Perashat Shemini – Drink Wine
It has been said that you can always tell when you are in a Jewish neighborhood because of the striking absence of bars.
A while ago a very depressed man from Boston who is in his mid-seventies made his way to my home for Shabat dinner. When this man left he said that he had had the best Shabat of his life. He was not referring to the spiritual aura of my Shabat chicken. A few boys from the yeshivah had found in this man a potential victim for a prank. They got this very depressed man drunk. He was not totally smashed but was extremely happy.
Two days earlier I had given a class on the Pasuk from Mishle:
Give strong drinks to the one who feels destroyed and wine to a sour soul.
The very same group of young men had accused me of escapism when I told them that our rabbis of blessed memory said that this Pasuk teaches us that you should give wine to all people who feel depressed, especially mourners. The alcohol helps to alleviate some of the misery associated with losing a loved one.
My point was proven when the elderly Bostonian got drunk at my house.
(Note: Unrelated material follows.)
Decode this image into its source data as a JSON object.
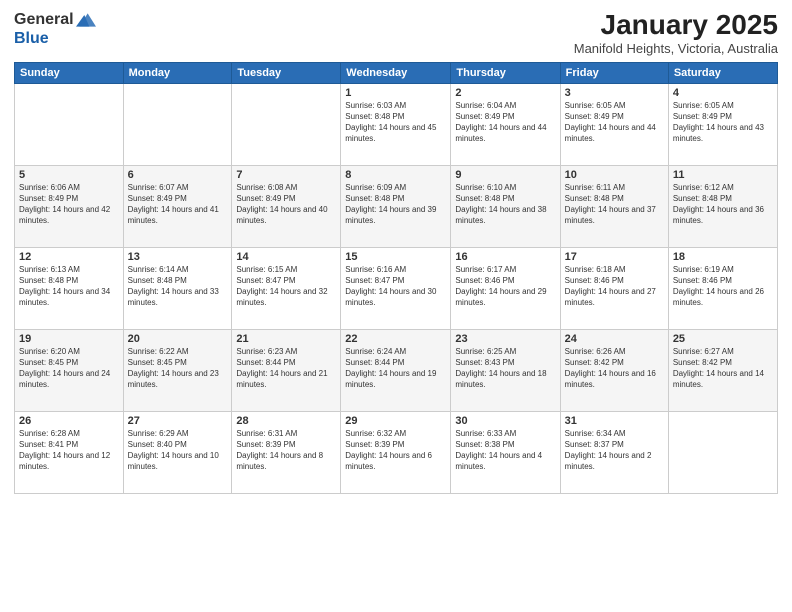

He had walked in with big depressed eyes and informed us all that he comes yearly to Israel to pray for his friend in the homes for the elderly, the yeshivah boys almost burst in laughter. He left in great spirits as another Pasuk says:
And wine makes a man’s heart happy.
Our Perasha discusses the prohibition for Cohanim to drink wine:
Do not drink wine or intoxicating beverages you or your sons with you when you come to the Ohel Moed and you will not die, a law for all generations.
This prohibition refers to even a relatively small amount of wine. A Midrash connects the Mitzvah for a mourner to partake in drinking alcohol and the prohibition of wine to Cohanim. Aharon had just lost his sons while he was serving in the Beit Hamikdash. He was then told that even though he is mourning the Temple service takes precedence. To serve in the Beit Hamikdash a Cohen needs to be completely coherent. This is so that he can tell the difference between holy and mundane and between pure and impure.
We see that Judaism has much to say about alcohol consumption. Much polarization is involved when anyone discusses alcohol.
One of the most important questions in our generation is about the use and abuse of alcoholic beverages. Alcohol has been blamed for very many deaths on our roads. Alcohol, especially red wine, has also been credited with significantly reducing the occurrence of heart disease. Between the extremes of alcohol’s medicinal use and its cause of carnage on the roads lies recreational and ritual use.
I know many people who substitute grape juice for wine when making Kiddush. Almost all of these people are afraid of using wine since “it is not good for the kids.” This is only a reaction to media hype and may backfire on the well meaning parents. Many believe that the previously very low incidence of alcoholism among Jews was attributed to the fact that Jews use wine on all occasions.
When given wine to drink every Friday night children associate this sip of wine positively. They come to associate alcohol with happiness and holiness. Having been brought up viewing alcohol in this light most do not admire those who while away their free time in bars. In using grape juice children are apt to have a gentile perspective on alcohol which will only cause problems.